=== WORK INSTRUCTION ===
For the data below, tally how many lines contain "your" and answer only with that tally.

[Items from an interface collection]
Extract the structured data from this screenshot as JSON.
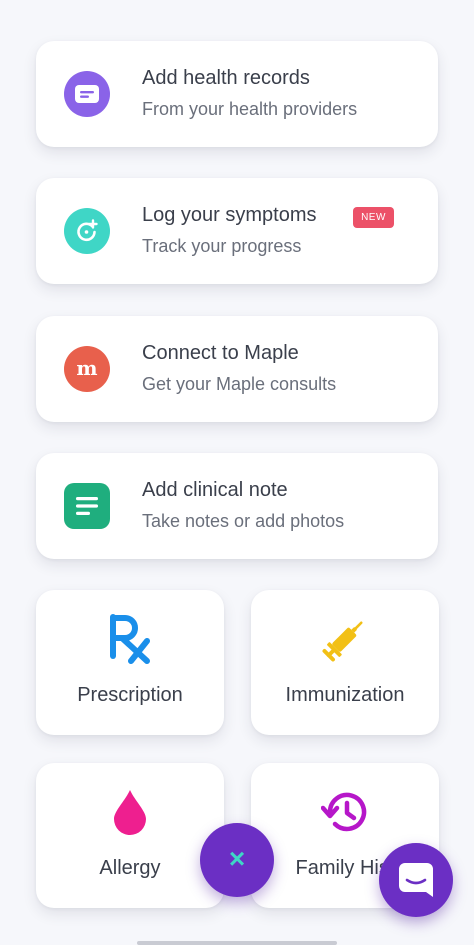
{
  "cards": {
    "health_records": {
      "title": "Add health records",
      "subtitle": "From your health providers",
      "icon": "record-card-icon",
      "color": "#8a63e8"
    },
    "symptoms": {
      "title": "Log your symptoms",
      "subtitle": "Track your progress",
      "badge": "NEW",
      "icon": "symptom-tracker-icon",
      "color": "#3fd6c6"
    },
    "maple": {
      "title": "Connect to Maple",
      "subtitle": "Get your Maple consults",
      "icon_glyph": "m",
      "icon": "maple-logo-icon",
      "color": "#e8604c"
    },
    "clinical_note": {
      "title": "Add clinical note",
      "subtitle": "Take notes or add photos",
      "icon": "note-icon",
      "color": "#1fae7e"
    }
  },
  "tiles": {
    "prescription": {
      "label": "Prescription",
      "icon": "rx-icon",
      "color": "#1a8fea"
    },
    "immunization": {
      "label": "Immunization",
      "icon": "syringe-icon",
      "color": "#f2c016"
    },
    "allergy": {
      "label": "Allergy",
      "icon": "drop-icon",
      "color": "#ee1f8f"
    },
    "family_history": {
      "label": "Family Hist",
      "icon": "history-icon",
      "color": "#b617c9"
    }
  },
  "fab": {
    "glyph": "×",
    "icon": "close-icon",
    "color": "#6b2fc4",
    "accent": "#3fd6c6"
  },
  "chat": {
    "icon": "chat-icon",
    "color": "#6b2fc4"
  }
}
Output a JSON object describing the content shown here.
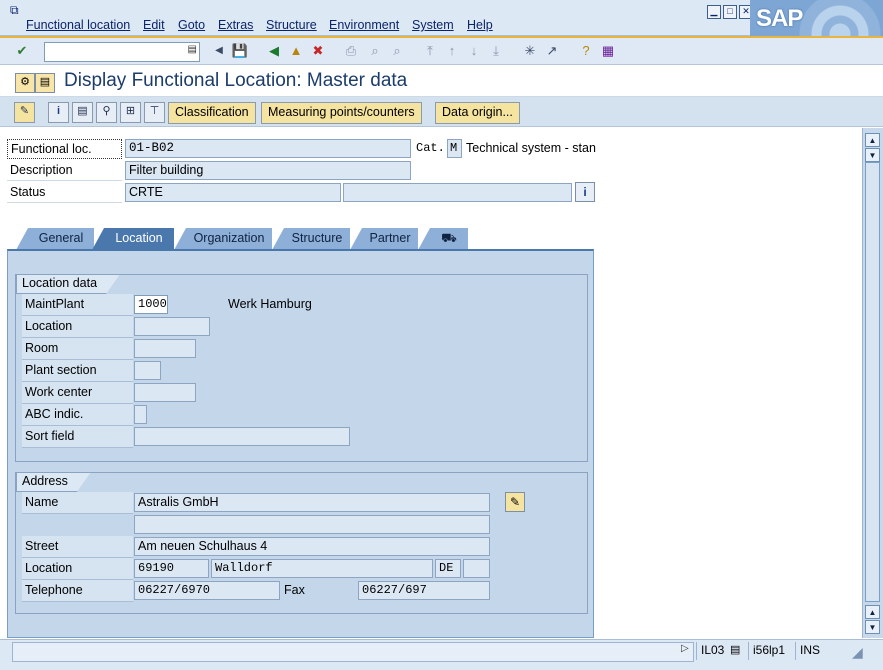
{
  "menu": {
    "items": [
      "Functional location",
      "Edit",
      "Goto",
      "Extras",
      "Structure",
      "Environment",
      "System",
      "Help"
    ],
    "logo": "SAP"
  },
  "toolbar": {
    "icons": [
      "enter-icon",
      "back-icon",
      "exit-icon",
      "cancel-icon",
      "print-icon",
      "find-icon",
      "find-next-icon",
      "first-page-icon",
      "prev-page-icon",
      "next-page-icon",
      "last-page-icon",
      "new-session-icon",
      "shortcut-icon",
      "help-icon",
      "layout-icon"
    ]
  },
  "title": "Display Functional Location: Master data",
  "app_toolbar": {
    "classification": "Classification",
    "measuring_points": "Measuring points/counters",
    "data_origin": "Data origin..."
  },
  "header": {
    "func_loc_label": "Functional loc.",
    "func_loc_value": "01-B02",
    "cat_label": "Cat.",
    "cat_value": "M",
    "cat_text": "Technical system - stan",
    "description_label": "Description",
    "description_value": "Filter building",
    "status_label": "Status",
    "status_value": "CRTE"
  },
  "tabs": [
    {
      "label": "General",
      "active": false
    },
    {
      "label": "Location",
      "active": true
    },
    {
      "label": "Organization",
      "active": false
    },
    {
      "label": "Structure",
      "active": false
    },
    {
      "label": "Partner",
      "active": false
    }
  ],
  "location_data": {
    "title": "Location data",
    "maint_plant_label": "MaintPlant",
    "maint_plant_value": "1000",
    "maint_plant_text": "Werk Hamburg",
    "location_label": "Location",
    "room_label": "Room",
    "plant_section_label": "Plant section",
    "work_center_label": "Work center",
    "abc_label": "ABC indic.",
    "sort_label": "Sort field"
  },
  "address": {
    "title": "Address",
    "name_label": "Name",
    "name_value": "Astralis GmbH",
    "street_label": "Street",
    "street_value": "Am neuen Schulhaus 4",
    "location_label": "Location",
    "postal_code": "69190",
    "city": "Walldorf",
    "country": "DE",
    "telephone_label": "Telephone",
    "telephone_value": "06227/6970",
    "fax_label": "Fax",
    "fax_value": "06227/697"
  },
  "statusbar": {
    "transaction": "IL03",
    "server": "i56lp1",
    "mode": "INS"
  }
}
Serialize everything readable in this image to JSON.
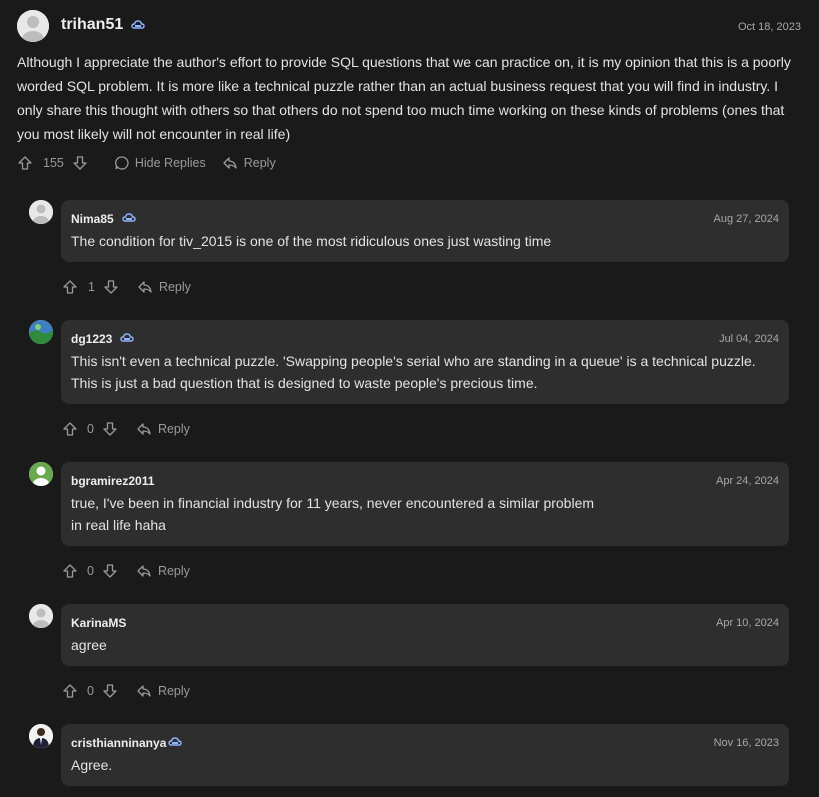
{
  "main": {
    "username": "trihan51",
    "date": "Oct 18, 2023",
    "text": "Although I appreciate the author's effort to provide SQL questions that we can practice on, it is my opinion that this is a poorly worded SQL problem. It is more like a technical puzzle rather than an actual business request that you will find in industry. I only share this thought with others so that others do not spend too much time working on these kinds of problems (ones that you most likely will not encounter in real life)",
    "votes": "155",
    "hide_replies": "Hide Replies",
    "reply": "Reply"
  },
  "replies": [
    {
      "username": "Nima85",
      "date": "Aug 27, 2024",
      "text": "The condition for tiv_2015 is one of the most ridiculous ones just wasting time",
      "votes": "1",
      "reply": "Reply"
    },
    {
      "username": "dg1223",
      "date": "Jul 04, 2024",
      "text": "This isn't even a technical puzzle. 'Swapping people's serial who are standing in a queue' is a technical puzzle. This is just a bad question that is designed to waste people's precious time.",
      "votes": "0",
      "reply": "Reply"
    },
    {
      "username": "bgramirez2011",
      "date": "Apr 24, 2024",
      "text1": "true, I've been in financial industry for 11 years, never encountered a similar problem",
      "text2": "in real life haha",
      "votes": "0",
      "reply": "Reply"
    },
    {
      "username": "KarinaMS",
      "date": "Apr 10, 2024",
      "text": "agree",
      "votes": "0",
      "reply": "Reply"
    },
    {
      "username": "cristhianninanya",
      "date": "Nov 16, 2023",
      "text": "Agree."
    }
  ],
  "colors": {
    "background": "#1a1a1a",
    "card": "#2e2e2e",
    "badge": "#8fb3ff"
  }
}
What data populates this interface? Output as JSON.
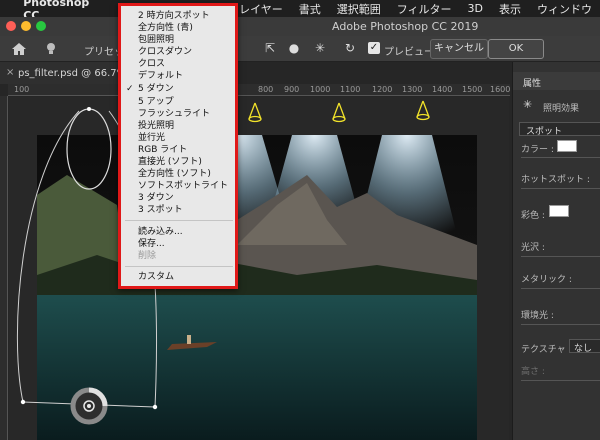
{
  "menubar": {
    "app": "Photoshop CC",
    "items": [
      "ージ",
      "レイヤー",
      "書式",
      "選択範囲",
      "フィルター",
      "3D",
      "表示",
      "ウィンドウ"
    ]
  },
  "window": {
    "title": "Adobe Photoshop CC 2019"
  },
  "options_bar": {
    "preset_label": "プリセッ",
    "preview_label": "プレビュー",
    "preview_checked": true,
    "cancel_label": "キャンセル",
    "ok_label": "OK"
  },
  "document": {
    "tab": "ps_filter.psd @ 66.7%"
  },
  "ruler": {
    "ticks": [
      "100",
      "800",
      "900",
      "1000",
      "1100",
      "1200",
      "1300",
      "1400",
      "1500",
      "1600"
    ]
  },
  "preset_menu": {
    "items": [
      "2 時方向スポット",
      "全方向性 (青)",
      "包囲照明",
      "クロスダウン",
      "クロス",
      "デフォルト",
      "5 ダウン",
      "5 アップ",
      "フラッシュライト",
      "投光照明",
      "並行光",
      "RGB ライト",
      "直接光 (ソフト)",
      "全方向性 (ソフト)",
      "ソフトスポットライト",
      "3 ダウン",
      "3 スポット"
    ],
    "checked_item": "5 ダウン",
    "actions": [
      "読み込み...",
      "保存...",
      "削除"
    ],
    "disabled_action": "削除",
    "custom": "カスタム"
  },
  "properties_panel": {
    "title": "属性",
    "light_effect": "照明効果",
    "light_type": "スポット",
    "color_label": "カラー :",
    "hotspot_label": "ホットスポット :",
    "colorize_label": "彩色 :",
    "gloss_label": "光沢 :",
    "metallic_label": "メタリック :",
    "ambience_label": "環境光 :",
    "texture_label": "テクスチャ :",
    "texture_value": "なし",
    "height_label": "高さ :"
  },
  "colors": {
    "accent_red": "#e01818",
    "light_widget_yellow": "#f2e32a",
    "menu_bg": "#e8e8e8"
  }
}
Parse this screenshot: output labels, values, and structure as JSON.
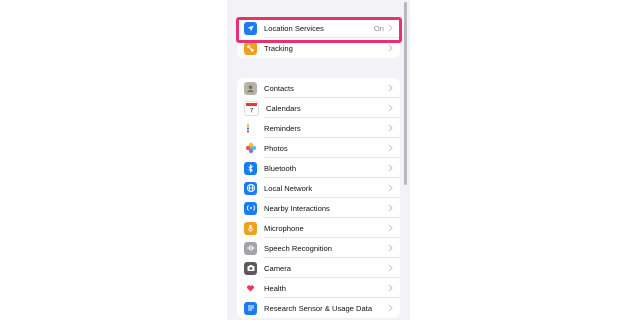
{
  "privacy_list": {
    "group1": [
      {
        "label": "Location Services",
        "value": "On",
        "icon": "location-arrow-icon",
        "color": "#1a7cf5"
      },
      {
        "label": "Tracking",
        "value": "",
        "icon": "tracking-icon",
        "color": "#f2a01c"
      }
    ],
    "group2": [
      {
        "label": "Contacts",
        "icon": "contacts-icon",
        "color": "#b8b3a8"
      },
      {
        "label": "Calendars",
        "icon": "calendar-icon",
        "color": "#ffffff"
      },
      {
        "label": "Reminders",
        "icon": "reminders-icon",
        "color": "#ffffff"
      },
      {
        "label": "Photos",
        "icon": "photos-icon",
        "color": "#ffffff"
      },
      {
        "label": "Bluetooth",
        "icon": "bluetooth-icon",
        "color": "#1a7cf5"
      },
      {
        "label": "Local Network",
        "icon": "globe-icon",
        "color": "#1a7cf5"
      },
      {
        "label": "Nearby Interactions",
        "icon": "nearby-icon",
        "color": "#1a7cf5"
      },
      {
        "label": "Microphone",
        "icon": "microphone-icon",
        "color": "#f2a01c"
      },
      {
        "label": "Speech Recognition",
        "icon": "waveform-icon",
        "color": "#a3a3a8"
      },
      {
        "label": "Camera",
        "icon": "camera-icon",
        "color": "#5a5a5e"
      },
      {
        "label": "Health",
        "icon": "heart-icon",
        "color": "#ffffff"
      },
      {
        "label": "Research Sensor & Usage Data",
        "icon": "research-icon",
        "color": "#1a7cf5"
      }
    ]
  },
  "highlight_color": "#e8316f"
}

=== ANSWER ===
4